The rough grade is nearing completion. We spent the last two weeks moving over 6,000 cubic yards of soil. We expect to begin the irrigation work within the next week or two. The system includes 72 heads, 24 electric valves, 8 isolation valves, 12 quick couplers, 3 miles of wire and 1.25 miles of pipe. Once complete, we will move on to the drainage system.

Last week the Iowa State News Service published a press release regarding the construction project. They included a video from the site. The link to the release is

 The Ames Tribune also ran a story on this last week, here is the link

Planning for the project started last fall where we identified the location, plans were constructed, and  sought out donations to help fund the project. We had an overwhelming response from the turf, irrigation, and construction industries. By early spring, the project was 100% funded. Here is a list of our sponsors and donors.


Hunter Industries

Cresline Pipe

Nibco Valves

Regency Wire

John Deere Landscapes

Rainbird Irrigation

Ziegler Caterpillar

Trimble GPS

Iowa Turfgrass Institute

Iowa Sports Turf Managers Assoc.

United Seeds

Bush Sports Turf

Lasco Fittings, Inc.

Harco Fittings
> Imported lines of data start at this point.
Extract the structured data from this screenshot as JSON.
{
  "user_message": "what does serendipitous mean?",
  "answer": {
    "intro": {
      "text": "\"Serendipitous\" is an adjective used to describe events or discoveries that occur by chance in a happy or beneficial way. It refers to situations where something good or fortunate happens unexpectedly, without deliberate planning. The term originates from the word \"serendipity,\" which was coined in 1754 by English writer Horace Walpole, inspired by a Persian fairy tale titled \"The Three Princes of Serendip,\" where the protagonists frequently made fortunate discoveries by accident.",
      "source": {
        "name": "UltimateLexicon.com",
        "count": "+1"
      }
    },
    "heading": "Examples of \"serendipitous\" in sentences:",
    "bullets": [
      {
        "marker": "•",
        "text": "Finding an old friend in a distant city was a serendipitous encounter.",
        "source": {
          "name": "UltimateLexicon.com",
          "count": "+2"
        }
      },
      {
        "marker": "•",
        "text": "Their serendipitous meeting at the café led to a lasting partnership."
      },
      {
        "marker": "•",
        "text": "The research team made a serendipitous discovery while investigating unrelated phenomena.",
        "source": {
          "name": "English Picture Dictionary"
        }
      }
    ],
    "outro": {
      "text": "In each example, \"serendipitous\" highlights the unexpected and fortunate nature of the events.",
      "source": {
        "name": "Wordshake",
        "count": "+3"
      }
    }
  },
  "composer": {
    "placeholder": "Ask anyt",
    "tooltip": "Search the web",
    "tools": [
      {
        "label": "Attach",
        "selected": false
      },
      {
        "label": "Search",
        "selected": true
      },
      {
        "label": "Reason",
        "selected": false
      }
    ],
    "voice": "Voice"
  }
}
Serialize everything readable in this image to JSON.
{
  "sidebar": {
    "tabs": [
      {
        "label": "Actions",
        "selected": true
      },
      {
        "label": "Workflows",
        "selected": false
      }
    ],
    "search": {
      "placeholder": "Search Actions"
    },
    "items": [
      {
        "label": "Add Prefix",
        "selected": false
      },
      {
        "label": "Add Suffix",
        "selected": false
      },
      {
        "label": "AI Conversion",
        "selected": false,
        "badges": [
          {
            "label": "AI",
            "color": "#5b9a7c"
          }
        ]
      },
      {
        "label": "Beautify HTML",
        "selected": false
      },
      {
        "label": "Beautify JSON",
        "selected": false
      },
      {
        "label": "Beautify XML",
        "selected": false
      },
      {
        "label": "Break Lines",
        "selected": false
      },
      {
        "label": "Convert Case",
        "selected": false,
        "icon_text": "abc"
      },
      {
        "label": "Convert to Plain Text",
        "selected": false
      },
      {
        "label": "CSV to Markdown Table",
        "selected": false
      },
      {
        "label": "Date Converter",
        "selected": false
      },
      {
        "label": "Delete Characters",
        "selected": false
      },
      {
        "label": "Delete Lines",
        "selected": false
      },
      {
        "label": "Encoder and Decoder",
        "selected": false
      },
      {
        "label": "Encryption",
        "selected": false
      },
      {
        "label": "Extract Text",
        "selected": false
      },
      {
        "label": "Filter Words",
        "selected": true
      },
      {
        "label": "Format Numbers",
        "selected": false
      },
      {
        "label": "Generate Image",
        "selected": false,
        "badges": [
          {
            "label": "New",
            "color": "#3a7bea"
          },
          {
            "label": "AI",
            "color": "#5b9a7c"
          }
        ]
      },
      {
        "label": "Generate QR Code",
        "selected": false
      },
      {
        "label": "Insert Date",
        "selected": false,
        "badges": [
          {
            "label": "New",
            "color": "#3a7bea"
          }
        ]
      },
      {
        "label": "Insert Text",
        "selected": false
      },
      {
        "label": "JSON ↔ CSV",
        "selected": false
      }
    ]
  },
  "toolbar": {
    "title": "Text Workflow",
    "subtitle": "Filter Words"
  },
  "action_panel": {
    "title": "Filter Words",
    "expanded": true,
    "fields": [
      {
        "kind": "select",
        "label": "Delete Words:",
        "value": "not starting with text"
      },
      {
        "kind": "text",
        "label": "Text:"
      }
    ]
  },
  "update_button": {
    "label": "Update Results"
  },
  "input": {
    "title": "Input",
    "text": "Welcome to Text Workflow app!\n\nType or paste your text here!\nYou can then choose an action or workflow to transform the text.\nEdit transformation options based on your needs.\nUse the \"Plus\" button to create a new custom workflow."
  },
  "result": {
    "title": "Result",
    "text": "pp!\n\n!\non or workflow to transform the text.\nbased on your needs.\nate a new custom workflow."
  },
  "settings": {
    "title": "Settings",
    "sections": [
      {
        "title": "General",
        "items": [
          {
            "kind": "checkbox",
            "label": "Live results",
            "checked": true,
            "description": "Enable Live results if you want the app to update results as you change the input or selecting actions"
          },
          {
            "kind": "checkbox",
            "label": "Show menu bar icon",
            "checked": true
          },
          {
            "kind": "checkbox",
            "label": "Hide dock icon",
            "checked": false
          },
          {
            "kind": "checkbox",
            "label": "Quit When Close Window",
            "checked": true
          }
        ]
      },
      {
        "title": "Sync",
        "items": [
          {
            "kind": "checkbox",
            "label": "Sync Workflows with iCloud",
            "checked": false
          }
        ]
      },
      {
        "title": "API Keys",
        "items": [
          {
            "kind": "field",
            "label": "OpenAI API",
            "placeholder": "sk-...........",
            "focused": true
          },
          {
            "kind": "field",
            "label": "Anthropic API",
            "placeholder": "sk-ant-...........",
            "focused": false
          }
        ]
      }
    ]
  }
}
MTI Distributing

ISU Department of Horticulture


Thank you to everyone who has helped make this project happen!

Dan Strey


 Here are some pictures from the construction process.  As of June 15, the subgrade has been completed and the top soil placed. 



Dr. Shui-zhang Fei

Associate Professor
Area of Expertise: 
physiology, genetics, growth and development

Dr. Nick Christians

Nick Christians Photo
Area of Expertise: 
turfgrass education, fertility, natural herbicides

Update On Sports Turf Research Area Construction

August 12, 2015

The construction of the new sports turf research area at the Iowa State Turfgrass Research Facility is going surprisingly well in spite of a very wet summer (See June 15 blog  The area has very good surface drainage and pretty good subsurface drainage.  Dan and Zach finished the irrigation system late last week and are in the process of settling the trenches and placing the sand on the sand-capped area..  On Friday of this week, Derek York of Bush sports turf will arrive to do the final grade.  Seeding will take place this weekend if the weather cooperates.  Stay tuned for further updates as the area is grown in.

Thanks to everyone who has contributed to this effort.


GoPro Video of New Sports Turf Construction at Research Station

July 10, 2015

On June 15, Dan Strey put up a blog on the new sports turf area being constructed this summer at the turfgrass research area here at Iowa State University.  Dan and undergraduate research associate, Zac Olinger, have been making a GoPro video of the process.  They downloaded the first video this morning.

Approximately one half of the irrigation system has currently been installed.  Final grading will take place in
August and seeding will take place by early September. 

Here is the video: